Irony: Our Huge Military Is What Made Us an Empire ... But Our Huge Military is What Is Bankrupting Us, Thus DESTROYING Our Status as an EmpireSubmitted by George Washington on 07/09/2010 17:11 -0500
Final vote 237 to 192.
We will shortly bring you the roll call of those who have convincingly sold out to Wall Street
Surprised? Don't be. The congressman from Fannie Mae is only doing what is in his best interest. Not in that of America, mind you. But his own? Absolutely. Presumably the bill will now have enough votes to pass. Barney also saying TARP funds, so generously provided originally by taxpayers, will be used to fill funding holes instead. End result: B.F. and Wall Street 1; America, and highly intelligent electorate who votes Frank into office year after year 0.
Barney Frank Brings Additional Unclarity On The FinReg Scam, Punts Again On All Fannie/Freddie QuestionsSubmitted by Tyler Durden on 06/25/2010 17:22 -0500
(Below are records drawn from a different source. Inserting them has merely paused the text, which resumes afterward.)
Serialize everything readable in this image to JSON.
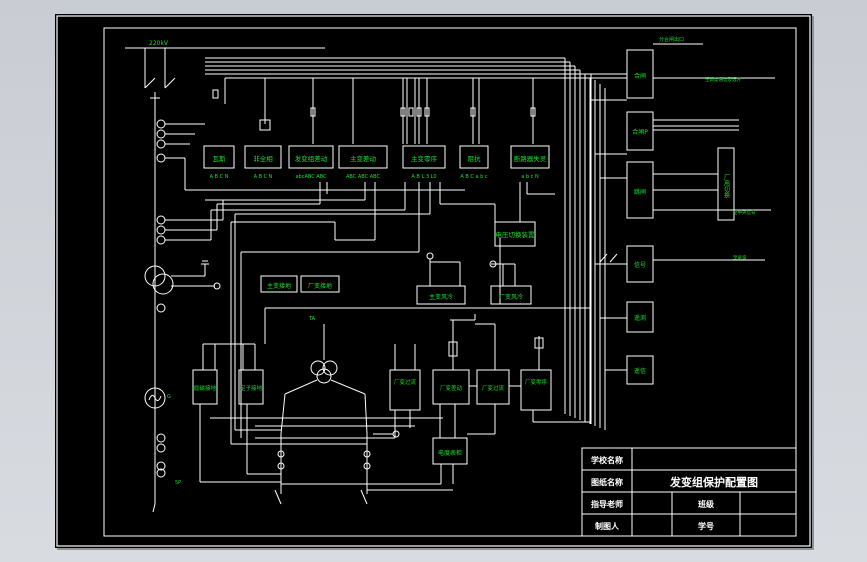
{
  "colors": {
    "background": "#000000",
    "line": "#ffffff",
    "text": "#18e02c",
    "viewport": "#cfd3d9"
  },
  "top_left_label": "220kV",
  "top_right_label": "分合闸出口",
  "right_label_1": "至调度通信及远方",
  "right_label_2": "至中央信号",
  "right_label_3": "至录波",
  "top_protections": [
    "瓦斯",
    "非全相",
    "发变组差动",
    "主变差动",
    "主变零序",
    "阻抗",
    "断路器失灵"
  ],
  "top_terminals": [
    "A B C N",
    "A B C N",
    "abcABC ABC",
    "ABC ABC ABC",
    "A B L 3 L0",
    "A B C a b c",
    "a b c N"
  ],
  "voltage_switch": "电压切换装置",
  "cooling_1": "主变风冷",
  "cooling_2": "厂变风冷",
  "ground_1": "主变接地",
  "ground_2": "厂变接地",
  "right_boxes": [
    "合闸",
    "合闸P",
    "跳闸",
    "信号",
    "遥测",
    "遥信"
  ],
  "switch_group": "厂用切换",
  "lower_protections": [
    "励磁接地",
    "定子接地",
    "厂变过流",
    "厂变差动",
    "厂变过流",
    "厂变零序"
  ],
  "meter_box": "电度表柜",
  "title_block": {
    "school_label": "学校名称",
    "drawing_label": "图纸名称",
    "drawing_title": "发变组保护配置图",
    "teacher_label": "指导老师",
    "class_label": "班级",
    "drafter_label": "制图人",
    "student_no_label": "学号"
  },
  "small_labels": {
    "vt_note": "5P",
    "gen_note": "G",
    "mid_note": "TA"
  }
}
In case you just can't get enough of of Barney Frank simply oozing truth, integrity and unbribable honesty (in other words, everything that defines the American Congressional way) in every interview he does, this Bloomberg TV clip is for you. It is also for everyone else who would rather not read the 2,000 pages of FinReg reform yet wants to get some sense if they will be sued next Monday for lifting a 5MM offer of UK CDS. Overall, Barney mumbles about this and that, discusses whether the bill will make banks less profitable (it won't), clarifies the 3% loophole for JPMorgan's investment in Highbridge, notes the surprising $19 billion bank levy, yet runs like a scolded schoolgirl the second Fannie and Freddie (also known as the one biggest disaster of his career, and the only thing he will be remembered for) are mentioned. "My Republican colleagues like to forget the fact that during the 12 years they controlled Congress, they did nothing about Fannie Mae and Freddie Mac. When the Democrats took power in 2007, we passed a bill that gave them the power to put them into conservatorship. Fannie Mae and Freddie Mac today are not what they were, thanks to a bill passed by a Democratic congress…They are in conservatorship. The notion that we haven't done anything is a lie, and they know that." The more important thing Barney, is that the American are fully aware that any pretense of reform coming from you is a lie, and they most certainly know that.